Pardon me while I rant a little:
So I read this article the other day: http://news.yahoo.com/the-facebook-crash–is-social-media-going-the-way-of-blogging—remember-blogging–.html;_ylt=A2KLOzGObc1PbBAA_OnQtDMD For some reason, it stuck in my head, much like an annoying pebble caught inside of a shoe. Don’t get me wrong, this article doesn’t strike me as a particularly well-written piece. Frankly, it doesn’t even seem as if all that much thought went into it. But it stuck with me and made me think.
This article seems to highlight the huge yawning gap between how people are actually using technology and how more traditional formats are wrestling with processing those changes. It’s like there are people who are really struggling to try to make rules for how things should operate in the digital world. They can’t admit that they have no idea what’s going to happen. What’s going to happen with Facebook now that it has gone public? Who knows? There’s not anything great to compare it to. A free service with millions of users around the globe that has left everyone grappling to figure out where, how, and even if it should fit into their lives? One with remarkable market saturation that still leaves its users wondering what the new etiquette for it should be, one that challenges traditional concepts of privacy, one that blurs public and private spheres, and challenges traditional notions of friendship?

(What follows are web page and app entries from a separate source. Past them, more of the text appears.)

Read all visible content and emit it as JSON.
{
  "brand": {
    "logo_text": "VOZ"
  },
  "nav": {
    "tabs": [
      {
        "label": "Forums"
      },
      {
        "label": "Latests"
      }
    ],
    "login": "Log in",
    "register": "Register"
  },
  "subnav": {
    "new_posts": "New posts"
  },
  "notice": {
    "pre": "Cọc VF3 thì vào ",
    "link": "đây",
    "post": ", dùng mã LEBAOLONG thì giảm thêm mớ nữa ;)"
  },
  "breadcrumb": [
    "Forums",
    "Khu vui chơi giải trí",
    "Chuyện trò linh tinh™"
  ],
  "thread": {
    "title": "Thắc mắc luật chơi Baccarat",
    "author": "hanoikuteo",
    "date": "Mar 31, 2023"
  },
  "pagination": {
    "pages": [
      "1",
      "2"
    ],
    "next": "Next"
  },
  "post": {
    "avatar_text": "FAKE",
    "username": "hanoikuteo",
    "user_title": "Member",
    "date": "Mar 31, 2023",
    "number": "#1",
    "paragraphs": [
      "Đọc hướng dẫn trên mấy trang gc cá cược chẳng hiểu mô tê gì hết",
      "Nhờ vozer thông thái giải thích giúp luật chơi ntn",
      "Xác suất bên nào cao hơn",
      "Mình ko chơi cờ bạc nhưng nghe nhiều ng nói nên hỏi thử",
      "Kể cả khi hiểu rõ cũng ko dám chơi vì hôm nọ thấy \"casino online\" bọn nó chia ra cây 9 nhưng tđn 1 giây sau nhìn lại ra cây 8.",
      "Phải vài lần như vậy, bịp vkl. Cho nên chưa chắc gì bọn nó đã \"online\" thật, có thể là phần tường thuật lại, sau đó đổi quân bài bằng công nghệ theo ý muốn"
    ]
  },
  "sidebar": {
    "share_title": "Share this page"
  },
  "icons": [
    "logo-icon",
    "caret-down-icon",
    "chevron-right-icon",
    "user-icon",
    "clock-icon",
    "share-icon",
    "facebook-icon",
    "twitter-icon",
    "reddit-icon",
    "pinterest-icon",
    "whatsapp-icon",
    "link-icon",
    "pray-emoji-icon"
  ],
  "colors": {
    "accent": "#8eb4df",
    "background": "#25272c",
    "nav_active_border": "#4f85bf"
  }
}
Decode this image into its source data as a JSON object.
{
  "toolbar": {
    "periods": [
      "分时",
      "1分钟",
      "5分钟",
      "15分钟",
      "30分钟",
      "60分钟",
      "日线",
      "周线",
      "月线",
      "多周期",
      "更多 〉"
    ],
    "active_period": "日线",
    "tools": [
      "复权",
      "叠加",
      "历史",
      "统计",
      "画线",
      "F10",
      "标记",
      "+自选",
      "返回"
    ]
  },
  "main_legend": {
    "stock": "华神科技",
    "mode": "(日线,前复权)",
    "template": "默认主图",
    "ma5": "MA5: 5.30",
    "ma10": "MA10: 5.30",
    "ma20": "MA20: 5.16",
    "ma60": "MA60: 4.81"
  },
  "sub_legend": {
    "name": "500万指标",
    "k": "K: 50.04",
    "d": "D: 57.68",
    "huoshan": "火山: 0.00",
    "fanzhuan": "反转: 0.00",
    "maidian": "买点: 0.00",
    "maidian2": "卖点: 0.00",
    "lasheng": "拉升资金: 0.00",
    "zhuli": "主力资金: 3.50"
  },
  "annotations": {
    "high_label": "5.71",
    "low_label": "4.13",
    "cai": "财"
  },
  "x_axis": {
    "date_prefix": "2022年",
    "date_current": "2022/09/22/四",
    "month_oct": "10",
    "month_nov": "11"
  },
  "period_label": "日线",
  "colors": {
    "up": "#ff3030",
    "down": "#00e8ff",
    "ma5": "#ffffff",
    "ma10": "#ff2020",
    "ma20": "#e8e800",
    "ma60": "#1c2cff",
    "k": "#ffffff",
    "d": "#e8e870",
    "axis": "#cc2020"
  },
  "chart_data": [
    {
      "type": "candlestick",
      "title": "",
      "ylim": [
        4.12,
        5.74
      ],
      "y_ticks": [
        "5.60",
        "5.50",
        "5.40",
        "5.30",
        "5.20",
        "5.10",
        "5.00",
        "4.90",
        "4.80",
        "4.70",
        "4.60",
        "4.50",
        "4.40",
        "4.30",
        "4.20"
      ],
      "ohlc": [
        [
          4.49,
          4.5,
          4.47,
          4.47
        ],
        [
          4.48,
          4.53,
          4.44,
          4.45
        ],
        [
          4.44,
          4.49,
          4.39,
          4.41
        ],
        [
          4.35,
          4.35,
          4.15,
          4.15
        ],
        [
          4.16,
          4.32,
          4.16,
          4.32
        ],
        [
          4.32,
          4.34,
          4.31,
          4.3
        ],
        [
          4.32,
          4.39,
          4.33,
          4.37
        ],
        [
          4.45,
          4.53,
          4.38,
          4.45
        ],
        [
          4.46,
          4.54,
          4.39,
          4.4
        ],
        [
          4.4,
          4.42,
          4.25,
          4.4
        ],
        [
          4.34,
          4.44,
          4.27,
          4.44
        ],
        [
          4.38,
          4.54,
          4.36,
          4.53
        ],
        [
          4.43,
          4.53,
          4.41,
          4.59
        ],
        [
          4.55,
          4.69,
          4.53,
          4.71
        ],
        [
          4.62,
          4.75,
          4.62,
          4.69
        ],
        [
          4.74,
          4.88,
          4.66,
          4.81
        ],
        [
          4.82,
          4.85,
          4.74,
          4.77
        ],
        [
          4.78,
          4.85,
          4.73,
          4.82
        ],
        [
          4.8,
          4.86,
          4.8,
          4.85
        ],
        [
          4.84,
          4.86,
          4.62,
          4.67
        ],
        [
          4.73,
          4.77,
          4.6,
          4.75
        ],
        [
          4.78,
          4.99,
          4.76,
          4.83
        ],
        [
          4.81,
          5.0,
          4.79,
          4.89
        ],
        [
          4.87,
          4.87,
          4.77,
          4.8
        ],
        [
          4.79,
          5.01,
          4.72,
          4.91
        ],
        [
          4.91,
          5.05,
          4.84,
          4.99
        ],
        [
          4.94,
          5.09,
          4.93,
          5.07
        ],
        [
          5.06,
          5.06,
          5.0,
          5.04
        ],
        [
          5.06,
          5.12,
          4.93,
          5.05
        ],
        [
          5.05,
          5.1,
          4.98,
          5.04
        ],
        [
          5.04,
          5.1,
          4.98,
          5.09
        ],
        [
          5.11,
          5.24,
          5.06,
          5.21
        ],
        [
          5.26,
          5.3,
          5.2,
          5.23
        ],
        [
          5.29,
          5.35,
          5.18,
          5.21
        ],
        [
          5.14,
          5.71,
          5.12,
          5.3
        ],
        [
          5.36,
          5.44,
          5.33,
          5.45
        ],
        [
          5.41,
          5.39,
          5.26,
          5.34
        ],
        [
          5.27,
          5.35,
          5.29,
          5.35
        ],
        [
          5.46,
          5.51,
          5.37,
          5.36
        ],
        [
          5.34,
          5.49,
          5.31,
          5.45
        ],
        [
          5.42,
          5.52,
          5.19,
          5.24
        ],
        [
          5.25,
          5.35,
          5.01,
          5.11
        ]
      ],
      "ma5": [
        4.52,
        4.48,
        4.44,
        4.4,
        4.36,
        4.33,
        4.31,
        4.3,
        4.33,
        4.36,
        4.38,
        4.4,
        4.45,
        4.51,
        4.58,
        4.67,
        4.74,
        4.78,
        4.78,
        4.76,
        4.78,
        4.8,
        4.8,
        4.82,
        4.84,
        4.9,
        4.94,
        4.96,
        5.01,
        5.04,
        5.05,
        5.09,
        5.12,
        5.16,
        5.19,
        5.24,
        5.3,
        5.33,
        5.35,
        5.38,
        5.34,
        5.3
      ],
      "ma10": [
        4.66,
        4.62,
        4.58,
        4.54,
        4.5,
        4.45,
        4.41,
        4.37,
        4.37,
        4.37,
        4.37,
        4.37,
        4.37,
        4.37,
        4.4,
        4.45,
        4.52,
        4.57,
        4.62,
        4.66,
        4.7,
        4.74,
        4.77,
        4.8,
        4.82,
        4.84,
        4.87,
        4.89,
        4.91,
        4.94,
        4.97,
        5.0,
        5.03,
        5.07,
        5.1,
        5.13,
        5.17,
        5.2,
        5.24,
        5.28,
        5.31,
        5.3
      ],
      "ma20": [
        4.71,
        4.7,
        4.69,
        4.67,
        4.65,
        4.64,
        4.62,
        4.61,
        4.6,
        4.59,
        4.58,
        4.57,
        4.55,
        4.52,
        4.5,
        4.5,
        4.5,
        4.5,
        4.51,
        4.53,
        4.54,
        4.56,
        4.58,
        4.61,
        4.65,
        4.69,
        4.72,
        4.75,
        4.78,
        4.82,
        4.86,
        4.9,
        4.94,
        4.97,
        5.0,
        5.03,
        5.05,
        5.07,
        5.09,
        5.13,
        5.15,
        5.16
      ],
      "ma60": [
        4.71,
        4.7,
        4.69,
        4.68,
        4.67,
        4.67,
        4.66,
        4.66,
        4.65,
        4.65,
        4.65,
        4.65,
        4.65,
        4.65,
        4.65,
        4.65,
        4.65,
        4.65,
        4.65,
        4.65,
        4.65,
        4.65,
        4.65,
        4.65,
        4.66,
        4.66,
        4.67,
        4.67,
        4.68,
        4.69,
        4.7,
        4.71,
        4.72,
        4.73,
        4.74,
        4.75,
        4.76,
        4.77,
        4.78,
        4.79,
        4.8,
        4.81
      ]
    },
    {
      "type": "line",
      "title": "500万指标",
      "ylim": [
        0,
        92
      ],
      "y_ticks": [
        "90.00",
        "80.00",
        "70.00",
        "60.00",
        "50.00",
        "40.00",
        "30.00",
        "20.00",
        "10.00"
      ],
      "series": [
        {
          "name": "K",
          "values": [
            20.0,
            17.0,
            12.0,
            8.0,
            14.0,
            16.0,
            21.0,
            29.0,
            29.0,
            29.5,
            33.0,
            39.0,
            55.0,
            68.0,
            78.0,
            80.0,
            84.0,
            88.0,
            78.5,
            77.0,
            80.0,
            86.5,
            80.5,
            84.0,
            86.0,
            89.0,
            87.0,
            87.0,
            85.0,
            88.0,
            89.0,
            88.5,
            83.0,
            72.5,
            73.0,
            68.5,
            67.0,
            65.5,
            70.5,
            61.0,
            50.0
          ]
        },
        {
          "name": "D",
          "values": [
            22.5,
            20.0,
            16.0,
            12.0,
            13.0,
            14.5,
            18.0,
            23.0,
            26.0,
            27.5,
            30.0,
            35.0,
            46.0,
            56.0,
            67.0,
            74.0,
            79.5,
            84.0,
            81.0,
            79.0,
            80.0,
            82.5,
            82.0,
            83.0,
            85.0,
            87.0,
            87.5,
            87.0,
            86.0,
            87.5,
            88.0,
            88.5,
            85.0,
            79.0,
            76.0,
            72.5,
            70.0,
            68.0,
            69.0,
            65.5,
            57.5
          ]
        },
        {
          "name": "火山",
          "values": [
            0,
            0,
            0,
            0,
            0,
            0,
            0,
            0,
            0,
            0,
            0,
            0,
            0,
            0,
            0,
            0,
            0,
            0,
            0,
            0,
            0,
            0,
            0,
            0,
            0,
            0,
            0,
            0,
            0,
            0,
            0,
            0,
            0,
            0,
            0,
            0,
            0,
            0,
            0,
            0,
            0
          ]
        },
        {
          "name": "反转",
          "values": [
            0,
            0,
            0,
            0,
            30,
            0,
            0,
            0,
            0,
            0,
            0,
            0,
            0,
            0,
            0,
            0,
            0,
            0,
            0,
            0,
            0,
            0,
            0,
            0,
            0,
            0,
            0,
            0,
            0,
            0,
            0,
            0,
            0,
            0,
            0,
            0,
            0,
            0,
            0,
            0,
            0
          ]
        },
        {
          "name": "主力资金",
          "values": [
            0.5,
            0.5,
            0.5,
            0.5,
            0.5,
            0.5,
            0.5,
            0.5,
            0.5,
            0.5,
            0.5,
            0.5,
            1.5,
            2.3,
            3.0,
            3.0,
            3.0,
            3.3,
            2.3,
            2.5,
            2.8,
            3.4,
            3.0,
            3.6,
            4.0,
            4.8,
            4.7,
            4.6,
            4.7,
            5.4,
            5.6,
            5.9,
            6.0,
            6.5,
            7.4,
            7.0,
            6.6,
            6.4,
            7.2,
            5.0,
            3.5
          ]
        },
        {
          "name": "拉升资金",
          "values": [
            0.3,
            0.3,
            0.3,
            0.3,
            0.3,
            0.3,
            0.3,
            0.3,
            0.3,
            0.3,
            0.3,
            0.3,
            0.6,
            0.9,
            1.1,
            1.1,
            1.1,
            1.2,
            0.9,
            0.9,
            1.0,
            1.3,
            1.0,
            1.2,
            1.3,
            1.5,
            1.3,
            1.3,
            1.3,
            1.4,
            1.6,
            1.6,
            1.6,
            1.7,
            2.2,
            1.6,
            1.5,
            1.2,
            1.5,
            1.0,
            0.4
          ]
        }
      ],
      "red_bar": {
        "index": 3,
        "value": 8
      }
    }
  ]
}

And then there are the even bigger questions of how the ability to exchange ideas and information with ease and without the moderation of traditional technologies, powers, and formats is changing the world. What kind of impact will that ability have on the future? You don’t have to write a letter to the editor and hope that it gets published to share your views. You don’t have to hope that the content of your letter to the editor won’t get edited into a parody of your original message should it actually get published. You can publish it yourself, to a potentially global audience. Now, will a post on an individual blog garner the same attention as something published in traditional media? Maybe not, but these are still potentially seismic shifts. I don’t think it’s hyperbolic to say that these are game-changing times. And the new rule book hasn’t been written yet. We don’t know the outcomes yet.
This certainly isn’t the only article I’ve seen where the writer declares blogging dead or irrelevant. Sounds a bit like sour grapes. And so often those kinds of statements leave me feeling like instead of illuminating something about these changes, I just see the writers frustrated by their struggles to make sense of a lively, fluid landscape, one with a constantly changing topography. Instead of wonder and humility, there is bluster and ego. The digital world isn’t behaving like they think it should, so they ignore inconvenient things like facts and try to just declare that they have answers when they don’t. How else to explain the absurd, snotty question “remember blogging?” from this article? As if blogging is suddenly now as quaint and arcane as an 8-track player. I was poking around, trying to find numbers on how many blogs there are out there. How many? It’s hard to find a solid number because there are just so many of them.(Although I did find interesting information about how businesses are really striving to figure out how to use bloggers to sell stuff.) Sure, some bloggers active 2 years ago aren’t blogging any longer. But we’re still talking about millions of blogs, millions of bloggers.
I haven’t personally been blogging all that long, but I’ve been following blogs for years. I read rather a lot of them. I find something really beautiful and profound about being able to share, in some tiny way, the lives of people very different from myself. The adventures of a young Swedish student spending a year abroad in Paris, or a Japanese retiree pondering worsening Alzheimer’s, or any number of other interesting worlds that I’ve been privileged enough to get a glimpse into through people’s blogs. It expands my world, and often makes me challenge my perceptions and assumptions. And it thrills me that people in 42 countries other than my own have peeked into my miniscule pocket of the globe through my blog. And I wonder, long-term, what sort of potential for peace might the ability to share our humanity with each other in these small ways bring?
Call me a cock-eyed optimist, but blogging isn’t dead. I don’t even think we’ve come close to seeing its full potential yet.